The scientists therefore decided to determine whether a meal containing beef, a high source of protein, had more satiety-inducing potential that a bean-based meal with a moderate protein content and high fibre content.
Subjects were given beef meatloaf, which provided 26 g protein and 3 g fibre and on a separate occasion, a bean meatloaf which provided 17 g protein and 12 g fibre. The researchers found that there was no significant difference in the amount of food or snacks eaten later in the day.
“The findings of this study suggest that a high protein beef meal compared to a lower protein bean meal with high fibre content are similar in terms of appetite effects.”
But Bonnema et al. found that the order in which they gave the subjects the meatloaf had an impact on expected satiety. Those who knew they would receive the bean meal on the second visit anticipated feeling less full. "That is, subjects who anticipated the bean meal were less satiated than those who did not know whether they would receive the beef or bean meal."
Before beginning the experiment, subjects were told that they would be eating beef and bean-based meatloaves over the course of the two-week experiment. “In disclosing this information [the order of the meals], it is possible that some individuals who had received the beef meat loaf meal for the first visit then anticipated the consumption of a less familiar, bean-based meat loaf meal and therefore rated their hunger as less or unsure of how to rate. This phenomenon could be explained by the term food neophobia.”
The authors suggested this may be due to the relative unfamiliarity of a bean-based meatloaf, which meant they were unsure of how to rate their hunger or expected satiety. They called for further research to determine the impact of this neophobia.
Could it also be that plant-based sources of protein suffer from a satiety image problem in consumers' eyes?
A 2014 report by marketing company Acosta highlighted consumer uncertainty about "whether you can achieve sufficient protein levels from a meat-free diet and what kinds of meat alternative offerings are available.”
The report added: “Many consumers indicate interest in meat alternatives, but need guidance in making smart choices.”
A total of 28 male and female subjects aged 16 to 65 years took part in the study and were given a test meal four hours after eating breakfast on two different occasions. The two meals were identical in calorie content, fat and weight, and were served with 400 ml water.
Participants were instructed to record their food intake for the rest of the day, and then rated their hunger, fullness, prospective food intake, palatability and gastrointestinal tolerance.
Fibre also played a part in boosting immediate satiety after fifteen minutes after eating – but this then levelled off to be on a par with beef. “This could be due to the bulking effects of the fibre in the bean meal leading to greater gastric distension which can impact early satiety signalling,” wrote Bonnema et al.

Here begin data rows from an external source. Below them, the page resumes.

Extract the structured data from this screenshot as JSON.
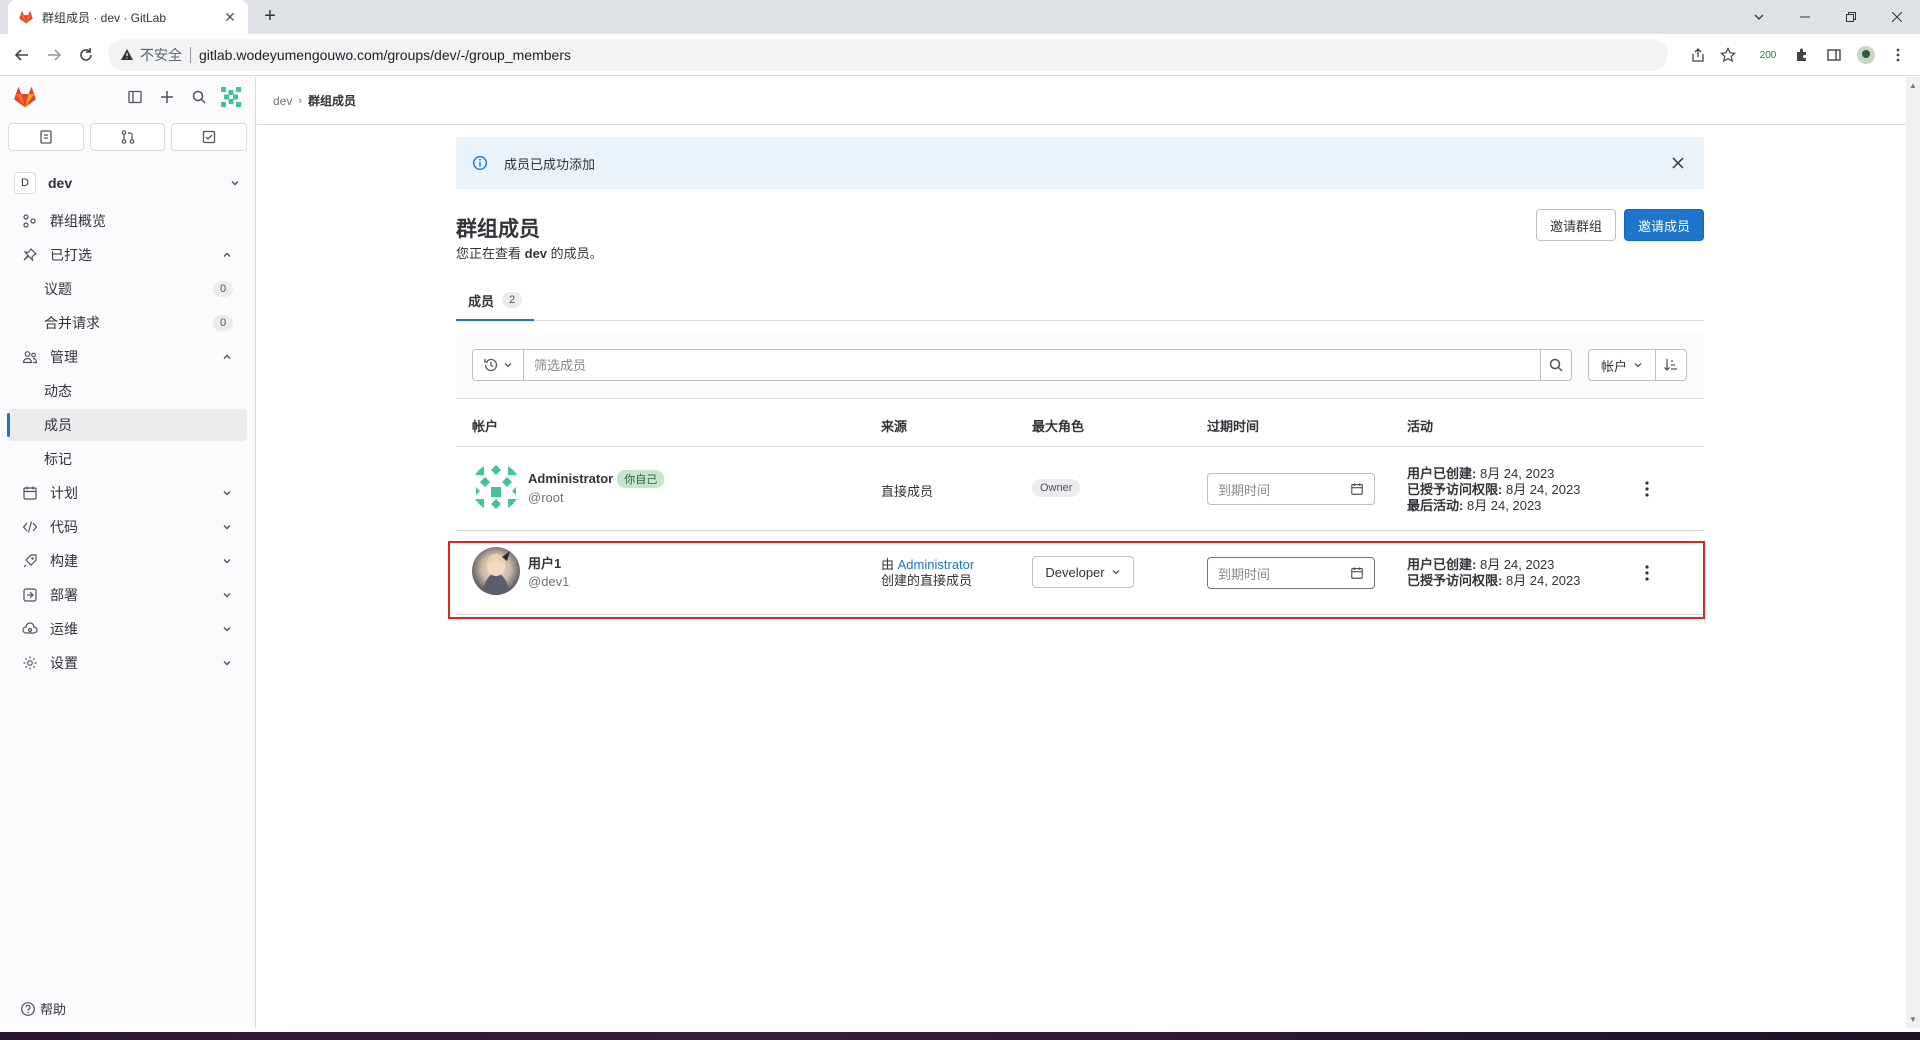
{
  "browser": {
    "tab_title": "群组成员 · dev · GitLab",
    "insecure_label": "不安全",
    "url": "gitlab.wodeyumengouwo.com/groups/dev/-/group_members",
    "ext_badge": "200"
  },
  "sidebar": {
    "context_initial": "D",
    "context_name": "dev",
    "overview": "群组概览",
    "pinned": "已打选",
    "pinned_items": [
      {
        "label": "议题",
        "count": "0"
      },
      {
        "label": "合并请求",
        "count": "0"
      }
    ],
    "manage": "管理",
    "manage_items": [
      "动态",
      "成员",
      "标记"
    ],
    "sections": [
      "计划",
      "代码",
      "构建",
      "部署",
      "运维",
      "设置"
    ],
    "help": "帮助"
  },
  "breadcrumb": {
    "parent": "dev",
    "current": "群组成员"
  },
  "alert": {
    "message": "成员已成功添加"
  },
  "page": {
    "title": "群组成员",
    "subtitle_prefix": "您正在查看",
    "subtitle_group": "dev",
    "subtitle_suffix": "的成员。",
    "invite_group": "邀请群组",
    "invite_member": "邀请成员"
  },
  "tabs": {
    "members_label": "成员",
    "members_count": "2"
  },
  "filter": {
    "placeholder": "筛选成员",
    "sort_label": "帐户"
  },
  "table": {
    "headers": {
      "account": "帐户",
      "source": "来源",
      "role": "最大角色",
      "expires": "过期时间",
      "activity": "活动"
    },
    "rows": [
      {
        "name": "Administrator",
        "you_badge": "你自己",
        "username": "@root",
        "source": "直接成员",
        "role": "Owner",
        "expires_placeholder": "到期时间",
        "activity": [
          {
            "label": "用户已创建:",
            "value": "8月 24, 2023"
          },
          {
            "label": "已授予访问权限:",
            "value": "8月 24, 2023"
          },
          {
            "label": "最后活动:",
            "value": "8月 24, 2023"
          }
        ]
      },
      {
        "name": "用户1",
        "username": "@dev1",
        "source_prefix": "由",
        "source_link": "Administrator",
        "source_suffix": "创建的直接成员",
        "role": "Developer",
        "expires_placeholder": "到期时间",
        "activity": [
          {
            "label": "用户已创建:",
            "value": "8月 24, 2023"
          },
          {
            "label": "已授予访问权限:",
            "value": "8月 24, 2023"
          }
        ]
      }
    ]
  },
  "colors": {
    "accent": "#1f75cb",
    "highlight": "#e0251f",
    "you_badge_bg": "#c3e6cd",
    "alert_bg": "#e9f3fc"
  }
}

Both meatloaves had similar ratings for palatability but beef performed better for pleasantness.
Source: Journal of Food Science

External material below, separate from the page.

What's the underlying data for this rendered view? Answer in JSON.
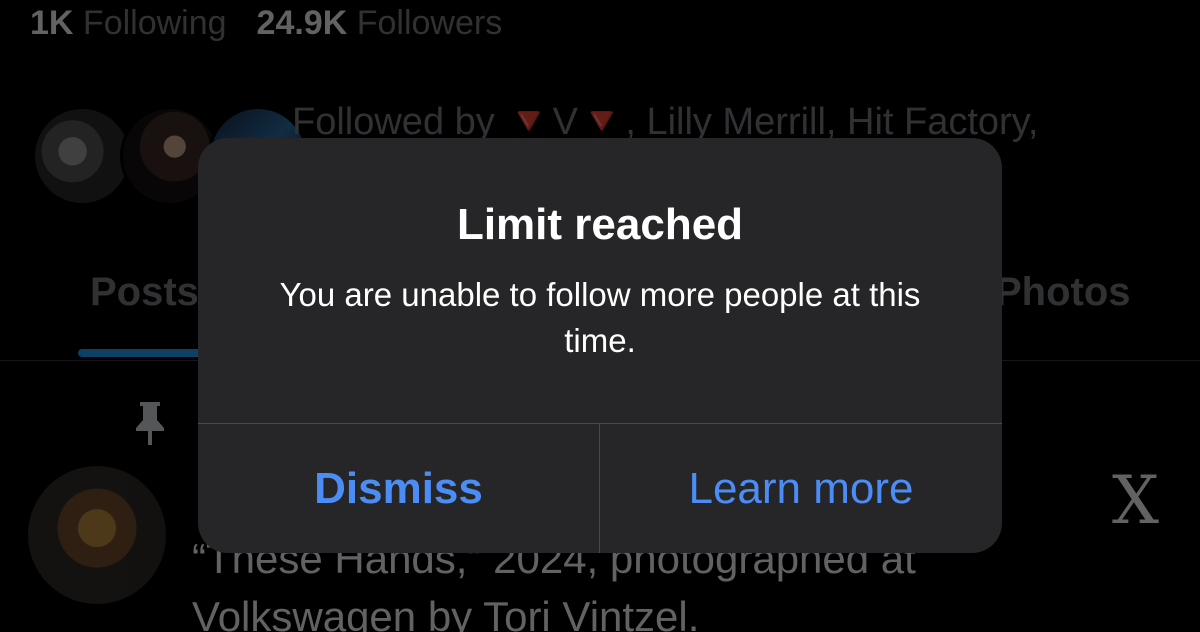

Article first published online: 13 August 2015 doi: 10.1111/1750-3841.12991
“The Effects of a Beef-Based Meal Compared to a Calorie Matched Bean-Based Meal on Appetite and Food Intake”
Authors: A.L. Bonnema, D. Altschwager, W. Thomas and J. L. Slavin.